For more information about configuring loadBalancerSourceRanges to restrict access to your internal TCP/UDP load balancer, refer to Configure Your Cloud Provider's Firewalls. For more information about the Service specification, see the Service API reference.

Using all ports

If you create an internal TCP/UDP load balancer by using an annotated Service, there is no way to set up a forwarding rule that uses all ports. However, if you create an internal TCP/UDP load balancer manually, you can choose your Google Kubernetes Engine nodes' instance group as the backend. Kubernetes Services of type: NodePort are available through the ILB.

Restrictions for internal TCP/UDP load balancers

  • For clusters running Kubernetes version 1.7.3 and earlier, you could only use internal TCP/UDP load balancers with auto-mode subnets, but with Kubernetes version 1.7.4 and later, you can use internal load balancers with custom-mode subnets in addition to auto-mode subnets.
  • For clusters running Kubernetes 1.7.X or later, while the clusterIP remains unchanged, internal TCP/UDP load balancers cannot use reserved IP addresses. The spec.loadBalancerIP field can still be defined using an unused IP address to assign a specific internal IP. Changes made to ports, protocols, or session affinity may cause these IP addresses to change.

Restrictions for internal UDP load balancers

  • Internal UDP load balancers do not support using sessionAffinity: ClientIP.

Limits

A Kubernetes Service with type: Loadbalancer and the cloud.google.com/load-balancer-type: Internal annotation creates an ILB that targets the Kubernetes Service. The number of such Services is limited by the number of internal forwarding rules that you can create in a VPC network. For details, see Per network limits.

In a GKE cluster, an internal forwarding rule points to all the nodes in the cluster. Each node in the cluster is a backend VM for the ILB. The maximum number of backend VMs for an ILB is 250, regardless of how the VMs are associated with instance groups. So the maximum number of nodes in a GKE cluster with an ILB is 250. If you have autoscaling enabled for your cluster, you must ensure that autoscaling does not scale your cluster beyond 250 nodes.

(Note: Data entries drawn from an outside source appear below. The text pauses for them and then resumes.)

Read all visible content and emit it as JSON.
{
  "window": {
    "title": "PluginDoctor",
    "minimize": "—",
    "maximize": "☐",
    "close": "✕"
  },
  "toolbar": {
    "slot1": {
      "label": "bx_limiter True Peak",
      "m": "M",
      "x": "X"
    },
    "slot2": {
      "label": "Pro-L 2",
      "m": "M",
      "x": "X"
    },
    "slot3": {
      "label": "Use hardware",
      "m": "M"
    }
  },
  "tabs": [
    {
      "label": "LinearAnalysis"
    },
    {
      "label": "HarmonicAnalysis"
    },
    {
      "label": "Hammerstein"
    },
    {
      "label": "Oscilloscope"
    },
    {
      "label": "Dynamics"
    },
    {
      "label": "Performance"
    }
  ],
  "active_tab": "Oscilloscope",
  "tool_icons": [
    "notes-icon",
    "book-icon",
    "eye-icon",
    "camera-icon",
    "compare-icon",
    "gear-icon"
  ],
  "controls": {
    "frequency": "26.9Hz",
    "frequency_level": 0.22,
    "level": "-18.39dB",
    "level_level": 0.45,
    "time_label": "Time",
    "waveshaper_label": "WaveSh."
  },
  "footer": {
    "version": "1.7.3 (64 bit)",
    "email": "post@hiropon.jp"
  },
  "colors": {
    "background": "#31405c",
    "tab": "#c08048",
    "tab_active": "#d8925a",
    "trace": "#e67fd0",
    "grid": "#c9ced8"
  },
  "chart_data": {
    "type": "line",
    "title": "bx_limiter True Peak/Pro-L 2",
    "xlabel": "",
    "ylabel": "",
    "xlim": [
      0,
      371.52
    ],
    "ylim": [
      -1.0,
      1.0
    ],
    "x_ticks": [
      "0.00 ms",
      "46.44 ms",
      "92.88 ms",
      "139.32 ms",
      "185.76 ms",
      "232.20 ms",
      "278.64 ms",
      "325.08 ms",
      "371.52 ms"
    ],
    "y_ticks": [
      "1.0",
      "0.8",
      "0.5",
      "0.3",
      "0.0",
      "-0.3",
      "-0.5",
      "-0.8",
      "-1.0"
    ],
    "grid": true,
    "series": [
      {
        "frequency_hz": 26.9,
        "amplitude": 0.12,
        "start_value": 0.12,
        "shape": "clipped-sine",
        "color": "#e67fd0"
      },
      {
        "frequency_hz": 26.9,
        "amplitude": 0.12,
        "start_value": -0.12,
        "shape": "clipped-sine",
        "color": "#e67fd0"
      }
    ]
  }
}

For more information about these limits, see VPC Resource Quotas.

What's next

Was this page helpful? Let us know how we did:

Send feedback about...

Kubernetes Engine Documentation